The beginning of a new year is often a time for making plans and inspiring change. However, 2021 has just started and already it has a lot of expectations being placed upon it. With the pandemic, 2020 felt like a global “timeout” for a lot of people. We’ve all had to push things off and are banking on this year being an opportunity for new beginnings. Floating can be a great tool to help put these new beginnings into play.
In the spirit of positive change, here’s a collection of some lesser-known benefits of floating for making changes in your life.
FLOAT YOUR WAY TO BETTER SLEEP & A BETTER YOU
This one feels like cheating a little bit because it seems so obvious. A better night’s sleep is actually one of the best ways to set yourself up for success. Better sleep especially applies to trying to create a new routine or build better habits. Maybe the better habit you’re trying to build is around sleep, in which case, hey – two birds, one stone!
Improving sleep is consistently one of the most reported benefits from float studies (right below reduced stress and anxiety).
IMPROVED LEARNING AND TRAINING
One of the really interesting ways floating impacts our minds is through our emotional state. Did you know emotions can impact how we retain information? People experiencing negative emotions tend to have trouble remembering positive experiences. Even with neutral information, what they recall tends to be less specific.
Since floating is so good at reducing stress and anxiety, it’s probably no surprise that it can affect memory. Clinical trial researchers found that memory recollection in people who floated was more vivid and intense compared to control groups.
Floating also helps with training skills. In high performing athletes who trained for precision, floating helped improve performance beyond their regular training plateau. Whether it was archery, marksmanship, or endurance, floating made it possible for them to do better more consistently.
Anyone who has recovered from addiction can tell you that isolating yourself from your impulse triggers can be extremely helpful. Even a relatively short period of time can remove you from the motivation to relapse.
There was some excellent research done about sensory isolation to combat addiction to nicotine, alcohol, and narcotics. The studies showed that prolonged isolation is really great at dealing with withdrawal symptoms. It can also lessen their intensity and making them more manageable. It’s been so effective that there are certain recovery programs that have begun integrating floating into their treatment to help lower the risk of relapse in drug addiction.
In addition to the research, there are several personal stories that have attributed floating to helping with addiction. John Lennon, as shared in Lives of John Lennon by Albert Goldman, famously used floating to help him overcome his heroin addiction.
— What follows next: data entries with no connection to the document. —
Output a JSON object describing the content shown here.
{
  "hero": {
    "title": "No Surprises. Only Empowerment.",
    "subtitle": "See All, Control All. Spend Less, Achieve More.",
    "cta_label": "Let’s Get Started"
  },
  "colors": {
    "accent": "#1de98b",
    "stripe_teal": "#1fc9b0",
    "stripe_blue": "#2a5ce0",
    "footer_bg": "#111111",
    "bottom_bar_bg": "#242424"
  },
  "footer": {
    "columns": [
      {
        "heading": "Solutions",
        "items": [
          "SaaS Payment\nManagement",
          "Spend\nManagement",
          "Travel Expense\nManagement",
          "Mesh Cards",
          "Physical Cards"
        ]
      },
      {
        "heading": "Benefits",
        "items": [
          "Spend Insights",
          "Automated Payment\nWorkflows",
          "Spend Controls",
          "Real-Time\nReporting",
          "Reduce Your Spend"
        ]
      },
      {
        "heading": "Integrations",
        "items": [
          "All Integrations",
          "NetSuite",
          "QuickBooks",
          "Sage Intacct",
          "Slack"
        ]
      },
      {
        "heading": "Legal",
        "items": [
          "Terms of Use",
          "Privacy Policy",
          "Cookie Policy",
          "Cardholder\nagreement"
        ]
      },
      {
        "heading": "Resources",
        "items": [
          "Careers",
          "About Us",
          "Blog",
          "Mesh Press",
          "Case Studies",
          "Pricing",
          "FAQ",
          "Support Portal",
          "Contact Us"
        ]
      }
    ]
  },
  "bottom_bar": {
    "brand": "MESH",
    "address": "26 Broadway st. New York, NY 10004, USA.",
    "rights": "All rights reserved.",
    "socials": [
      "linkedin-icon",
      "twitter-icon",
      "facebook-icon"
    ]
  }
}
No matter what your New Year’s Resolution may be, floating can be a really helpful tool in getting there. And even if you’re not sure what goals you’d like to focus on in the New Year, a float tank can be a great place to think about it.